**EXERCISE GOAL**
When the string "woman" appears in a line of the records, show the whole line.

╭─ DATA FOR PROCESSING

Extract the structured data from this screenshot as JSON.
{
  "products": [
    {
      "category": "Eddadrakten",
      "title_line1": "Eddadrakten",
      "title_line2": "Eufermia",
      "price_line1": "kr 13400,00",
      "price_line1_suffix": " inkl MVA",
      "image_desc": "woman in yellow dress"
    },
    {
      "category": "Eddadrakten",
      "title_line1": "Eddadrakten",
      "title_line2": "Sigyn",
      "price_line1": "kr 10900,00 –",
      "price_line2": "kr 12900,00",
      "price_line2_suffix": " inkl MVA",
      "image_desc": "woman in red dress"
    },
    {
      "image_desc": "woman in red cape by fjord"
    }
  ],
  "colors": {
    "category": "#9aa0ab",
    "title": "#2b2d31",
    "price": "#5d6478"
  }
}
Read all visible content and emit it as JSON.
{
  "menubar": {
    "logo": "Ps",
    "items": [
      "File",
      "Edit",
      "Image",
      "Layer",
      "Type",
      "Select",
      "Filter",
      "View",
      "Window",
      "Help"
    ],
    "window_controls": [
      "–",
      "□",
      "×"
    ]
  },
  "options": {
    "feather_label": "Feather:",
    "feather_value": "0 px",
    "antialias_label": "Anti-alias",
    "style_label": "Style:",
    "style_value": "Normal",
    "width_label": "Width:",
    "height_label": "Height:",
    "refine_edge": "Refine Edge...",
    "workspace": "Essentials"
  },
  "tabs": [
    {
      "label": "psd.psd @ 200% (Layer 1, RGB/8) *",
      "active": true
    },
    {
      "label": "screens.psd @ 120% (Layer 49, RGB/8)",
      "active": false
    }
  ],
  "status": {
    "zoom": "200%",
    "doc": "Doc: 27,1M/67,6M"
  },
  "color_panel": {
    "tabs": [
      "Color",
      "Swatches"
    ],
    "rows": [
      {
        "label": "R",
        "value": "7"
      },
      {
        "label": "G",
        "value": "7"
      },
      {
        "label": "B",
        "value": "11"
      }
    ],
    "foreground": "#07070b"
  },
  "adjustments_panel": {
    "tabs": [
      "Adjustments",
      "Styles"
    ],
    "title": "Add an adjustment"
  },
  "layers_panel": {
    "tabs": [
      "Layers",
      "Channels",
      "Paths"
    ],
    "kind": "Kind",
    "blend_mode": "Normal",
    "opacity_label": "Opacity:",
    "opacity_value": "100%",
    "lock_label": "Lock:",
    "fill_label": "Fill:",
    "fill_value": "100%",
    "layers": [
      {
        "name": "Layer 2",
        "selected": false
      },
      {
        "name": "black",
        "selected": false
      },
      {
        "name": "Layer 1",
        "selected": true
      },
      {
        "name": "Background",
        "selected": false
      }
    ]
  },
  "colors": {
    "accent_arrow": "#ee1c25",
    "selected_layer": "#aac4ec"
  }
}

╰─

**RESULT**
      "image_desc": "woman in yellow dress"
      "image_desc": "woman in red dress"
      "image_desc": "woman in red cape by fjord"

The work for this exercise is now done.